Systems may connect broadly using 3G wireless; they may also simply reside in a factory’s central office, receiving data via wired or wireless Internet connection from systems throughout the factory floor. Cloud access is available in solutions that start at quantity one, enabling all manner of commercial goods manufacturing to benefit from tapping into powerful, real-time system data. Medical devices, industrial automation, office equipment, or devices that are fixed installed or moving in the field—any application that incorporates an embedded board—is a candidate for Cloud-based remote monitoring services. These tools and services may also include the capability for remote software and OS updates, allowing users to easily update firmware and upgrade the BIOS over-the-air, adding advanced features and pushing them out to devices in the field. 

Embedded, connected systems can generate and collect a vast amount of system performance data—and designers are now capitalizing on Cloud technology to share this data for reduced costs and improved reliability. Remote management eliminates the need for proximity to maintain and troubleshoot distributed devices; this reduces costs associated with both physical travel and system downtime. In addition, Cloud access means critical systems are available for observation from a simple, centralized location; operators can remain informed about system health and status, and use real-time system intelligence to make better, more cost-effective decisions regarding service and performance. Service is more strategic as administrators influence and interact with system performance, predicting and preventing failures in advance of critical alarms.

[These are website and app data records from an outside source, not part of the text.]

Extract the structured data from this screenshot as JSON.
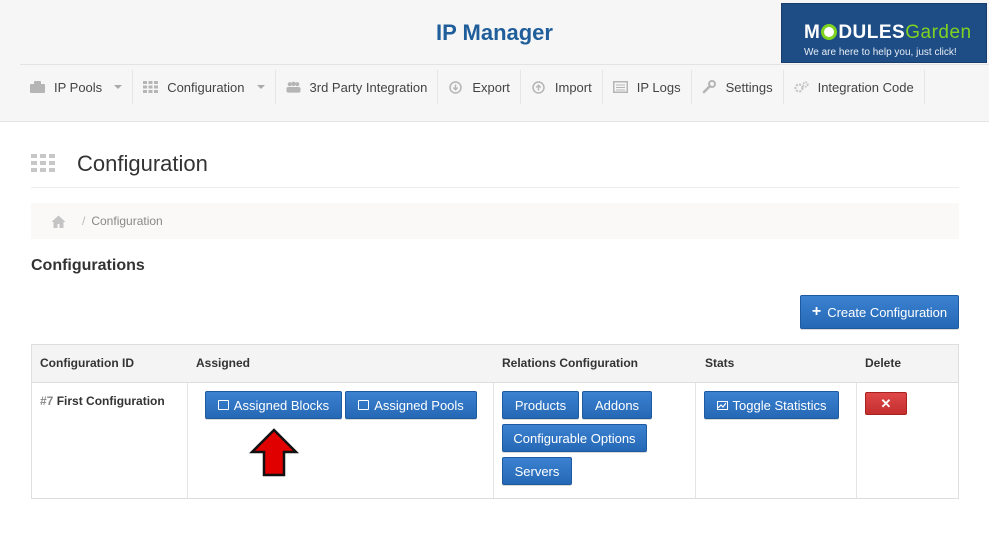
{
  "header": {
    "title": "IP Manager",
    "logo": {
      "brand_main": "M",
      "brand_rest": "DULES",
      "brand_accent": "Garden",
      "tagline": "We are here to help you, just click!"
    }
  },
  "nav": {
    "items": [
      {
        "label": "IP Pools",
        "icon": "server-icon",
        "dropdown": true
      },
      {
        "label": "Configuration",
        "icon": "grid-icon",
        "dropdown": true
      },
      {
        "label": "3rd Party Integration",
        "icon": "group-icon",
        "dropdown": false
      },
      {
        "label": "Export",
        "icon": "download-icon",
        "dropdown": false
      },
      {
        "label": "Import",
        "icon": "upload-icon",
        "dropdown": false
      },
      {
        "label": "IP Logs",
        "icon": "list-icon",
        "dropdown": false
      },
      {
        "label": "Settings",
        "icon": "wrench-icon",
        "dropdown": false
      },
      {
        "label": "Integration Code",
        "icon": "cogs-icon",
        "dropdown": false
      }
    ]
  },
  "page": {
    "title": "Configuration",
    "breadcrumb": {
      "separator": "/",
      "current": "Configuration"
    },
    "section_title": "Configurations",
    "create_button": "Create Configuration"
  },
  "table": {
    "headers": [
      "Configuration ID",
      "Assigned",
      "Relations Configuration",
      "Stats",
      "Delete"
    ],
    "rows": [
      {
        "id": "#7",
        "name": "First Configuration",
        "assigned_blocks": "Assigned Blocks",
        "assigned_pools": "Assigned Pools",
        "products": "Products",
        "addons": "Addons",
        "configurable_options": "Configurable Options",
        "servers": "Servers",
        "toggle_statistics": "Toggle Statistics",
        "delete_symbol": "✕"
      }
    ]
  },
  "colors": {
    "accent": "#1f5e9b",
    "button_blue": "#2a6fbf",
    "button_red": "#d03a3a",
    "arrow": "#e00000"
  }
}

Information gathered, shared and applied creates a better end-user experience, reduces costs and builds revenue, enables new applications and improves the overall value of technology.  Automating and streamlining these benefits through remote monitoring and management is a supremely practical application of M2M technology, as any embedded market benefits from detecting potential problems before they become realized.

ADLINK Technology
San Jose, CA
(408) 360-0200
www.adlinktech.com